Researchers found that 68.5 percent of respondents were either moderately or very concerned about riding in a completely self-driving car. That's a slight increase from 2014, when 66.8 percent of respondents conveyed the same worries. Given choices of fully self-driving cars, partial automation or no automation, the most frequent preference expressed was none.
Of the survey's 505 respondents, 43.8 percent said they preferred no self-driving in their vehicles, followed by 40.6 percent who preferred partial automation. Completely self-driving vehicles, at 15.6 percent, was the least-preferred choice. Brandon Schoettle and Michael Sivak, two researchers at the university's Transportation Research Institute, released the findings Wednesday, days before a 32-acre test facility for self-driving and connected vehicles opens on the Ann Arbor, Michigan, campus.
"These two findings suggest that much of the concern regarding completely self-driving vehicles relates to having to give up all control to the vehicle," Schoettle tells Autoblog. "This is something many drivers are still apprehensive about."

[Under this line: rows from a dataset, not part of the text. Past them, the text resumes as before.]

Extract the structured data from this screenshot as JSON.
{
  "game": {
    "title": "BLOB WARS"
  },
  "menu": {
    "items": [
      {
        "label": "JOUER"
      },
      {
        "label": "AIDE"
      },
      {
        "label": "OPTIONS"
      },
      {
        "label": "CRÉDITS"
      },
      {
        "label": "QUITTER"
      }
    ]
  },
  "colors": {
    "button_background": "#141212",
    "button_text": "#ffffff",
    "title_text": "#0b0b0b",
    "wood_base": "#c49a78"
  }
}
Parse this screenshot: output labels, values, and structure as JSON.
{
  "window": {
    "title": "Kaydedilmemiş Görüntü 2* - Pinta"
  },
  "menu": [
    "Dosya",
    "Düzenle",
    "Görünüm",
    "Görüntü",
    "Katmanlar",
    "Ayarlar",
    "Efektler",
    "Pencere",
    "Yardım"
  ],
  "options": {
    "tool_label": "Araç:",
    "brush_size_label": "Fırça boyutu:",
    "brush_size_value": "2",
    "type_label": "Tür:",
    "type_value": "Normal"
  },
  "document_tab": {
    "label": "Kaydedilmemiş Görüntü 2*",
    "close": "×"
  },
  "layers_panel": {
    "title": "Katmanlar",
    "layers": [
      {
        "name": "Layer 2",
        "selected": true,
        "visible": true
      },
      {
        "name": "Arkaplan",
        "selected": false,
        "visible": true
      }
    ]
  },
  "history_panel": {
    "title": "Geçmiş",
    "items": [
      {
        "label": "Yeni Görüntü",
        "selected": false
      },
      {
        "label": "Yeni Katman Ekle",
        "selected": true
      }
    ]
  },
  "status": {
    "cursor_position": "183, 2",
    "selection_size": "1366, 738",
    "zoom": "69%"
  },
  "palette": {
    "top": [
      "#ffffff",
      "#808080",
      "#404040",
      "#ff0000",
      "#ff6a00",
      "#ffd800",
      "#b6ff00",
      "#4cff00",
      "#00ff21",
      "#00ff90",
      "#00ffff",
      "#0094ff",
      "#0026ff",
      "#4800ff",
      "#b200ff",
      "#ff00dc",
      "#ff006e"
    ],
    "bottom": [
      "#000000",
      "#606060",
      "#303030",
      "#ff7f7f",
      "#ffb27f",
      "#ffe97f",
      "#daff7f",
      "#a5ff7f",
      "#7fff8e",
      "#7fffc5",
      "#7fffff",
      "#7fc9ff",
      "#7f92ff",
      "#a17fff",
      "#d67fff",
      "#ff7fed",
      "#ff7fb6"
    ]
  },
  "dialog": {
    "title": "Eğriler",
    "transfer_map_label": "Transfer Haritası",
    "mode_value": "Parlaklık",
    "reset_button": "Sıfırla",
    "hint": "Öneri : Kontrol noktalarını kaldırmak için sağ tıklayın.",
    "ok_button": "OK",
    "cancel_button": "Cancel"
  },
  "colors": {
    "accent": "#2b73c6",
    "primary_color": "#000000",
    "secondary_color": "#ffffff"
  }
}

Industry leaders are pushing headlong down the path of autonomous driving, at least in part as a means of improving overall traffic safety. More than 90 percent of traffic accidents are caused by human mistakes, and experts see automation as one way they can drastically reduce the number of traffic fatalities on American roads. That motorists either don't yet grasp that vision – or resist it – means automakers must do a better job selling the promise and reliability of the technology.
And they may need to roll out automation in incremental steps. Nearly all respondents to the survey – 96.2 percent – said they want to have a steering wheel, accelerator and brake pedals available in cars that were completely autonomous.
That runs counter to the approach of Google, which is perhaps the most prolific tester of self-driving vehicles in the United States. The company's next-generation prototypes that recently hit the road have completely eliminated the driver – they don't have a steering wheel, accelerator or brake pedals. "They don't need them," Google says in a summary of its program on its website. "Our software and sensors do all the work."
But there's one thing the sensors can't yet do – change public perceptions.